Quantification and Identity of Neoantigens in Cutaneous T-cell Lymphoma

  • Author / Creator
    Sivanand, Arunima
  • Background
    Mycosis fungoides (MF) is the most common cutaneous T-cell lymphoma (CTCL). Early stage disease, limited to skin patches & plaques, is indolent. However, progression to tumour stage disease marks a significant drop in survival to less than 4 years. Treatments for advanced disease are palliative and MF remains incurable.
    Given evidence that CTCL is immunogenic, immunotherapies are a promising avenue for newer treatments. However, trials of immune checkpoint inhibitors in MF have shown low to moderate response rates. The prevailing understanding of MF is that it is a highly mutated tumour demonstrating suboptimal response to immunotherapies. Neoantigens are predictors of immunotherapy response, but they have never been studied in CTCL. There is also no knowledge of neoantigen clonality in MF. Clonal tumours, comprised of genetically identical cells expressing the same neoantigen, are more susceptible to immunotherapies compared to subclonal tumours. There is an urgency in identifying neoantigens in MF given the mortality associated with advanced disease and the lack of significant advances in treatment.
    The objective of this thesis was to gain insight into the immunogenicity of MF by characterizing the tumour mutation burden, identifying neoantigens for the first time, comparing neoantigens between disease stages and determining neoantigen clonality.
    Our hypothesis is that a high tumour mutation burden in MF will result in a large number of neoantigens. However, these neoantigens are likely to be mostly subclonal, rendering them less responsive to immunotherapies.
    We tested our hypothesis through a translational study utilizing bioinformatics. We obtained whole exome and whole transcriptome sequences from 24 MF samples (16 plaque, 8 tumour) from 13 patients. We used bioinformatics software (Mutect2, OptiType, MuPeXi) for mutation calling, HLA typing, and neoantigen prediction respectively. Using PhyloWGS, we subdivided malignant cells into stem and clades, to which neoantigens were matched to determine their clonality.
    We demonstrated that MF has a much higher tumour mutation burden than previously described (median 3217 nonsynonymous mutations). We found that MF expressed a significant number of total neoantigens (median 1309 per sample) including a significant number of neoantigens with high binding strength to MHC (median 328). In early disease most neoantigens were clonal but

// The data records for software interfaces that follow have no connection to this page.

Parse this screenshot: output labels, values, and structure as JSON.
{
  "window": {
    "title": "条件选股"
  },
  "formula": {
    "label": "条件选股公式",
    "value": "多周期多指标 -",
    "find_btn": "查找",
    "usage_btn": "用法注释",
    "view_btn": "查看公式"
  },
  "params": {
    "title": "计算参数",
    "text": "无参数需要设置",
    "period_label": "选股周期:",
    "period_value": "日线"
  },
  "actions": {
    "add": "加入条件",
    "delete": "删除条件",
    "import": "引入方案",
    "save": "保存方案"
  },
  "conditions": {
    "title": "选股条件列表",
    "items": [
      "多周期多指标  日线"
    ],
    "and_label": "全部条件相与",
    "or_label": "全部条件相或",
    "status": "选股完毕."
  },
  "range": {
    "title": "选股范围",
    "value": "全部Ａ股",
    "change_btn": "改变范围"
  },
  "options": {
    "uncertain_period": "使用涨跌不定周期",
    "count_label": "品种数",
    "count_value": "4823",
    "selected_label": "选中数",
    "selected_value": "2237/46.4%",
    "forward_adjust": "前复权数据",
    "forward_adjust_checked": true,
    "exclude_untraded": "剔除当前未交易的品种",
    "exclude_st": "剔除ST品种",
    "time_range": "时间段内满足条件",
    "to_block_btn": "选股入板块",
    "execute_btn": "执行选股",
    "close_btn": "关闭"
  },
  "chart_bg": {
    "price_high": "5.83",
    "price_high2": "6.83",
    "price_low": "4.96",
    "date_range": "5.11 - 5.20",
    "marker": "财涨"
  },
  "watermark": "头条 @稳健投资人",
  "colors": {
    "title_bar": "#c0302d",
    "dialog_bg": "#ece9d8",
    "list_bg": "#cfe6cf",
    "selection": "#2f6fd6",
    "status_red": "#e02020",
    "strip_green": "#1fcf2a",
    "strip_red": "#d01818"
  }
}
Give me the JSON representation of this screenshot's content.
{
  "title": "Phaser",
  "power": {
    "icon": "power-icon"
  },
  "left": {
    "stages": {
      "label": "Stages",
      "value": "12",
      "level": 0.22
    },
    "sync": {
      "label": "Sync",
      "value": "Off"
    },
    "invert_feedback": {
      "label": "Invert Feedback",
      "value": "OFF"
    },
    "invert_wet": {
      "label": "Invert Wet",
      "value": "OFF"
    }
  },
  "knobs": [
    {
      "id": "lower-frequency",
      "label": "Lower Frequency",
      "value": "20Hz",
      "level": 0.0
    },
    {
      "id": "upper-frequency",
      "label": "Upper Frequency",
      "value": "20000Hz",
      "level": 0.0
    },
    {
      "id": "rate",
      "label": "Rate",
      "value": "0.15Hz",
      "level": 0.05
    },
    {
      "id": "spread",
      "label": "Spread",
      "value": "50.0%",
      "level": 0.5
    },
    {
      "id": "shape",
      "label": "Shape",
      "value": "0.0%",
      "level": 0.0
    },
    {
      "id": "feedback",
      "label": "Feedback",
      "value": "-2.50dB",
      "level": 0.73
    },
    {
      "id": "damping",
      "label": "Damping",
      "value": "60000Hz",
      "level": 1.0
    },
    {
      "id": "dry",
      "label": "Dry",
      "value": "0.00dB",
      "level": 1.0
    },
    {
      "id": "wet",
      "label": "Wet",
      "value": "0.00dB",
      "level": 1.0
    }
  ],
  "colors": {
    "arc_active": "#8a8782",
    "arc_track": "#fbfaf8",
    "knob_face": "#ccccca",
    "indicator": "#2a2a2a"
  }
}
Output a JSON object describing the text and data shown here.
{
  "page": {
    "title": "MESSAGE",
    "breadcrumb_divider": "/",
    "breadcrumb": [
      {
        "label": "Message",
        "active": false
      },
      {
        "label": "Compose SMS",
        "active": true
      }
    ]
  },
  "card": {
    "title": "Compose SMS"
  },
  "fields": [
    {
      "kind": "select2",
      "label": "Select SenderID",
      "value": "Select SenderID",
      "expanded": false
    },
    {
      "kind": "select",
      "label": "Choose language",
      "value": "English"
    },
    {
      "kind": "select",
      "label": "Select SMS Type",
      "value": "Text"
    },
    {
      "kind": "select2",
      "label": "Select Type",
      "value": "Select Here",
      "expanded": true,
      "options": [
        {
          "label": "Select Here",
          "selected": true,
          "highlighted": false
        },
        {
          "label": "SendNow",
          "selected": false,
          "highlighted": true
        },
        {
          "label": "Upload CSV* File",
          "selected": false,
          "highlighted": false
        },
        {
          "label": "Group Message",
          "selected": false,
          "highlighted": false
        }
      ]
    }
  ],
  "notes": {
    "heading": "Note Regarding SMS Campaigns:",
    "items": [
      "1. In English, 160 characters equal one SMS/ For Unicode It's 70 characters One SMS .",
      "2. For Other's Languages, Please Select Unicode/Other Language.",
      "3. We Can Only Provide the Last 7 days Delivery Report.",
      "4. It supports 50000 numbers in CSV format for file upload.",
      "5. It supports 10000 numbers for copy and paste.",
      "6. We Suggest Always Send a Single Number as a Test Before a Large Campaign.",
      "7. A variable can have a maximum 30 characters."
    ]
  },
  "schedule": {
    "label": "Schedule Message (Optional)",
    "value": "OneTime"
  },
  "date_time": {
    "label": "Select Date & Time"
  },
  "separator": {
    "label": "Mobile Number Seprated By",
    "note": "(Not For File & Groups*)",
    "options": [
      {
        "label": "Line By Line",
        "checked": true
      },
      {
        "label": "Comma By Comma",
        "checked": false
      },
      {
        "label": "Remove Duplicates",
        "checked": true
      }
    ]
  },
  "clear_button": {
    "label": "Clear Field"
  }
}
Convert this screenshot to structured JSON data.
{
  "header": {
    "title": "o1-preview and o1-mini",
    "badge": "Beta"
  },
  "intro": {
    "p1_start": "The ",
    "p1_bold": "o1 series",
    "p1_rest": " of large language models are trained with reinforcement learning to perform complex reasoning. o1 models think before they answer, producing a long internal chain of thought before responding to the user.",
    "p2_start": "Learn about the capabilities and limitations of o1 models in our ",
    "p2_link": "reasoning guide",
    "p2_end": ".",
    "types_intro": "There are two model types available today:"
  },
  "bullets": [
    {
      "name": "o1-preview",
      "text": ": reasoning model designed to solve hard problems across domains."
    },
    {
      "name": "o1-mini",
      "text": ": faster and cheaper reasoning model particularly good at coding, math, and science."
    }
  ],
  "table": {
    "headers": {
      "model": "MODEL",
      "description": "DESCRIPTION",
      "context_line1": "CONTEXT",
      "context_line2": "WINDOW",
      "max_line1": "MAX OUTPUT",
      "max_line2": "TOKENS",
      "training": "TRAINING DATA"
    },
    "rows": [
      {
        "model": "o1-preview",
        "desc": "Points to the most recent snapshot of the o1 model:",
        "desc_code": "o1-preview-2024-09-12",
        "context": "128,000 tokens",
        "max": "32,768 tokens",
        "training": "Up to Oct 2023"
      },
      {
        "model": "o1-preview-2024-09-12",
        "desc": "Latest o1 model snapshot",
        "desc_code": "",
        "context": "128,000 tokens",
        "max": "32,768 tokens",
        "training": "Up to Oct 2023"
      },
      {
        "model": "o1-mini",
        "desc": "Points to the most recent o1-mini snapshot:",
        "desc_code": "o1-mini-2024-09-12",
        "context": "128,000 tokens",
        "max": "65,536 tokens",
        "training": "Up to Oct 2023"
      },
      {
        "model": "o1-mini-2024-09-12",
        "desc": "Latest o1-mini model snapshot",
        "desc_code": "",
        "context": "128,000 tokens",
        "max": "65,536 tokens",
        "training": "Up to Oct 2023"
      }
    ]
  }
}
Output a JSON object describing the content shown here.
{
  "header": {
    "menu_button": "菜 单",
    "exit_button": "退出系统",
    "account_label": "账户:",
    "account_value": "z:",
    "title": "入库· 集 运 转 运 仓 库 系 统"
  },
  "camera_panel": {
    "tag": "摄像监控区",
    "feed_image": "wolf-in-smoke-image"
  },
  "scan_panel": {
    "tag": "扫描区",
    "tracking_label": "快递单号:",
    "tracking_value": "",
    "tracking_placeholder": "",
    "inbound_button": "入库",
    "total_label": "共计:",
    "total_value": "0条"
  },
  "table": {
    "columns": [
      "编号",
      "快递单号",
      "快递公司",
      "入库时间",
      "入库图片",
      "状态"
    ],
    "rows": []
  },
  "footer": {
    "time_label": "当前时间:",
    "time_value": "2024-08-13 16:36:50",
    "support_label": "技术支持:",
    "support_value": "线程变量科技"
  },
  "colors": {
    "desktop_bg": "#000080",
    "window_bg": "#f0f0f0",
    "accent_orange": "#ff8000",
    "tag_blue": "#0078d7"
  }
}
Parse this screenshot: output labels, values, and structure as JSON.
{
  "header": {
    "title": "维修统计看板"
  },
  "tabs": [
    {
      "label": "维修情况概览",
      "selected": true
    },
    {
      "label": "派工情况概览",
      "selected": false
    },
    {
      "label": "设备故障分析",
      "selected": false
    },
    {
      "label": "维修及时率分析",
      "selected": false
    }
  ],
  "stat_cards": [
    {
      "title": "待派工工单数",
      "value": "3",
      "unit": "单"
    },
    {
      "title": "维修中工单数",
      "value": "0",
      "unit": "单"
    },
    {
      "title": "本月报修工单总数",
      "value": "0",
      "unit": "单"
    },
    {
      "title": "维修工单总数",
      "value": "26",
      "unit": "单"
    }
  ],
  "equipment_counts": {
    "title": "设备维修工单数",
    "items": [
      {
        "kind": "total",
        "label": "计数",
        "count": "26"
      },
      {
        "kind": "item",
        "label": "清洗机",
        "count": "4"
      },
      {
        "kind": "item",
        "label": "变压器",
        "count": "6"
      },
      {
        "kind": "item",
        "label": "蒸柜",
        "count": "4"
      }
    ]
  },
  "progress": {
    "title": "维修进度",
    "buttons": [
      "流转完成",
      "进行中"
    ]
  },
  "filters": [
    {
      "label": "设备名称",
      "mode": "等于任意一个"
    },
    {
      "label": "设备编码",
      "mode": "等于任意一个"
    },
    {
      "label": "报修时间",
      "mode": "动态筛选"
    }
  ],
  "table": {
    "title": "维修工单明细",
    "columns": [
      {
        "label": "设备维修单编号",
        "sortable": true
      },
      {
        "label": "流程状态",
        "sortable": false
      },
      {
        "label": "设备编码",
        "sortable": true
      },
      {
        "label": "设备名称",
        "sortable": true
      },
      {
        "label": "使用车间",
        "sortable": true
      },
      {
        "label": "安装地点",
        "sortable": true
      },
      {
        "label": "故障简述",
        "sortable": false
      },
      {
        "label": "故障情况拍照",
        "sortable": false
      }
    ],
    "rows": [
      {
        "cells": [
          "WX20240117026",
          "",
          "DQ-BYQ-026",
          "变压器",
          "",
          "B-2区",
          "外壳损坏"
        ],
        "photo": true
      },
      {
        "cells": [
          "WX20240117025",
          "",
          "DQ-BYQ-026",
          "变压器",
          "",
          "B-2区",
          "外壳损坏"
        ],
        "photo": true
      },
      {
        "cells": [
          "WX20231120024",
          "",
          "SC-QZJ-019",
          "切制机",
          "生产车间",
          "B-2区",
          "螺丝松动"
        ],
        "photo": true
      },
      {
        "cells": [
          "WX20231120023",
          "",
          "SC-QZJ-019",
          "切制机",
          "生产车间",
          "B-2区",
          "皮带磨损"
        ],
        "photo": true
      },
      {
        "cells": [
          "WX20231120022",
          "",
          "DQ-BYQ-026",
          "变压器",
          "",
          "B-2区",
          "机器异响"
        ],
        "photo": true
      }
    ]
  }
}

    with stage progression, 75% of lesions had >50% subclonal neoantigens. There was very little overlap in neoantigens across patients or between different lesions on the same patient, indicating a high degree of heterogeneity.
    The neoantigen landscape of MF is characterized by a high neoantigen load. Disease progression is associated with an increase in the number of neoantigens and an increase in neoantigen subclonality. Neoantigen subclonality may be the critical factor limiting the efficacy of immunotherapy in patients with advanced disease. Stratification of patients by neoantigen load and clonality may be useful to select suitable candidates for immune checkpoint inhibitor trials.

  • Subjects / Keywords
  • Graduation date
    Fall 2021
  • Type of Item
  • Degree
    Master of Science
  • DOI
  • License
    This thesis is made available by the University of Alberta Libraries with permission of the copyright owner solely for non-commercial purposes. This thesis, or any portion thereof, may not otherwise be copied or reproduced without the written consent of the copyright owner, except to the extent permitted by Canadian copyright law.